Victor An, the former South Korean short track speed skater who became a Russian citizen for these Games, won gold in the 1,000-meter short track race Saturday. He was tailed by his Russian teammate Vladimir Gigorev who took home silver in the event.

Russia won a surprise gold in men’s skeleton after Alexander Tretiakov knocked off the defending World Champion, Martin Dukurs from Latvia, who settled for silver. The event also yielded Team USA’s sole medal of the day when Matthew Antoine claimed bronze.

US medal favorites Shani Davis and Julia Mancuso landed off the podium in their events, the men’s 1,000-meter speed skate and the women’s super-giant.

Russia now has 15 total medals, followed closely by the Netherlands and the US who have 14 each. Germany still holds the highest number of gold medals at seven.

In other events, Austria’s Anna Fenninger pulled off a surprise victory in the women’s downhill super-giant and her teammate Nicole Hoso took bronze. Poland’s Kamil Stoch continued his dominance of men’s ski jumping, pulling in a gold in the large hill after taking home the top hardware in the normal hill jump earlier this week.

In non-medal events, the US and Russian men’s ice hockey team played a thrilling match in round one of group play.
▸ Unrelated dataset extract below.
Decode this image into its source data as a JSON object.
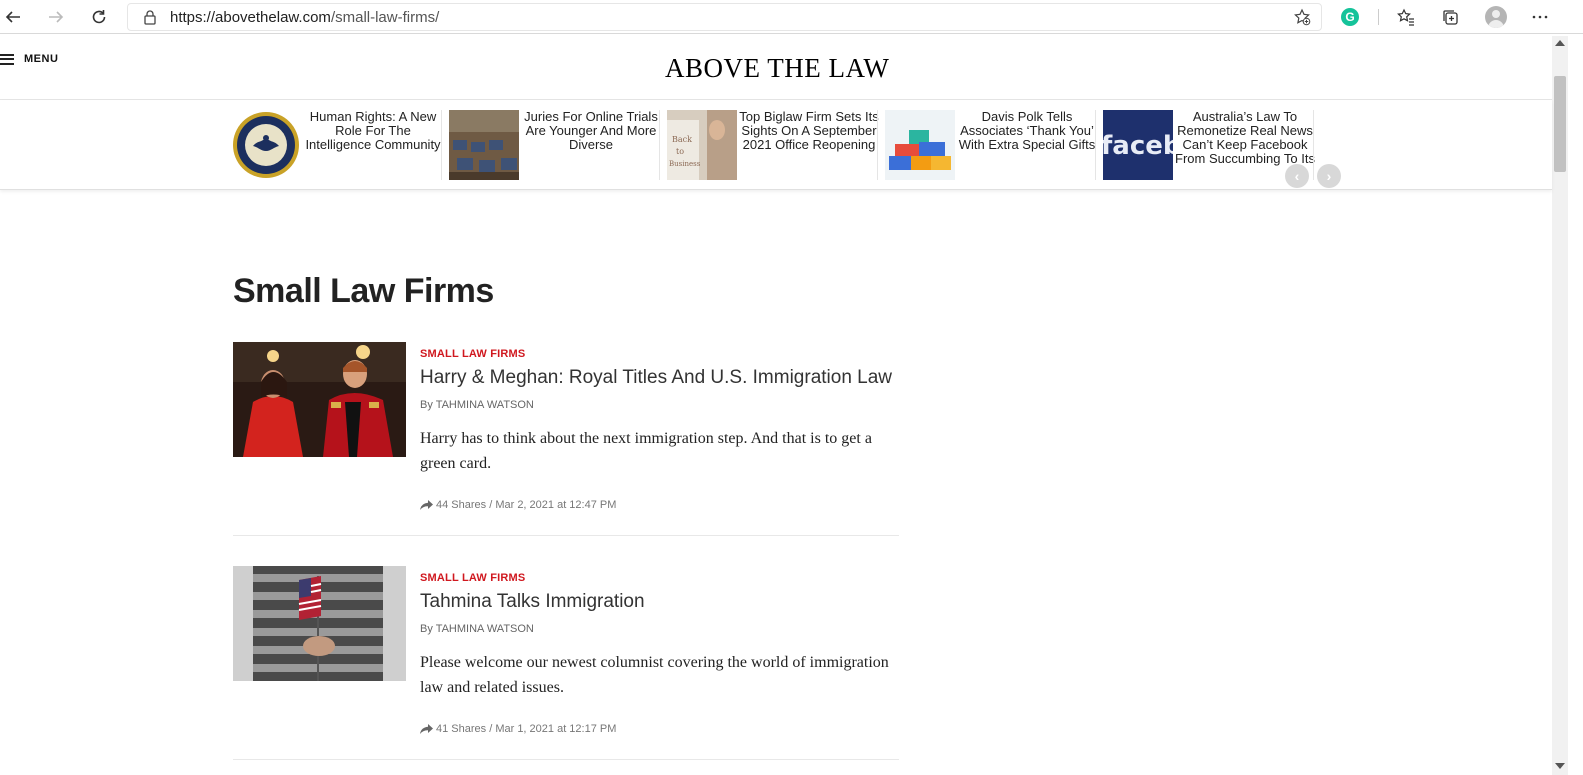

The US won in a shootout to take the game 3-2.

“The Russians looked stone-cold even with the US,” wrote Mark Sappenfield the Monitor’s correspondent in Sochi. “Yes, each team had different strengths and weaknesses. The US lacked the skill of Russia's top two forward lines. Russia lacked the forward and defensive depth of the Americans. But on balance, it was a wash, and the 2-2 score seemed just about right.”

In an Olympics that has had hints of Cold War undertones between the US and Russia, the atmosphere, too, was Olympic in the best sense. Not a single boo for the Americans. No trace of lingering ill will. Just a passion for the sport that, for the Olympics, seems just about perfect.

And though the Russians in Olympic Park might not have gone home winners Saturday night, they will go home with greater confidence that, when the games actually matter, their team will be ready.

Permissions

  • Weekly review of global news and ideas
  • Balanced, insightful and trustworthy
  • Subscribe in print or digital

Special Offer

 

Doing Good

 

What happens when ordinary people decide to pay it forward? Extraordinary change...

Danny Bent poses at the starting line of the Boston Marathon in Hopkinton, Mass.

After the Boston Marathon bombings, Danny Bent took on a cross-country challenge

The athlete-adventurer co-founded a relay run called One Run for Boston that started in Los Angeles and ended at the marathon finish line to raise funds for victims.

 
 
Become a fan! Follow us! Google+ YouTube See our feeds!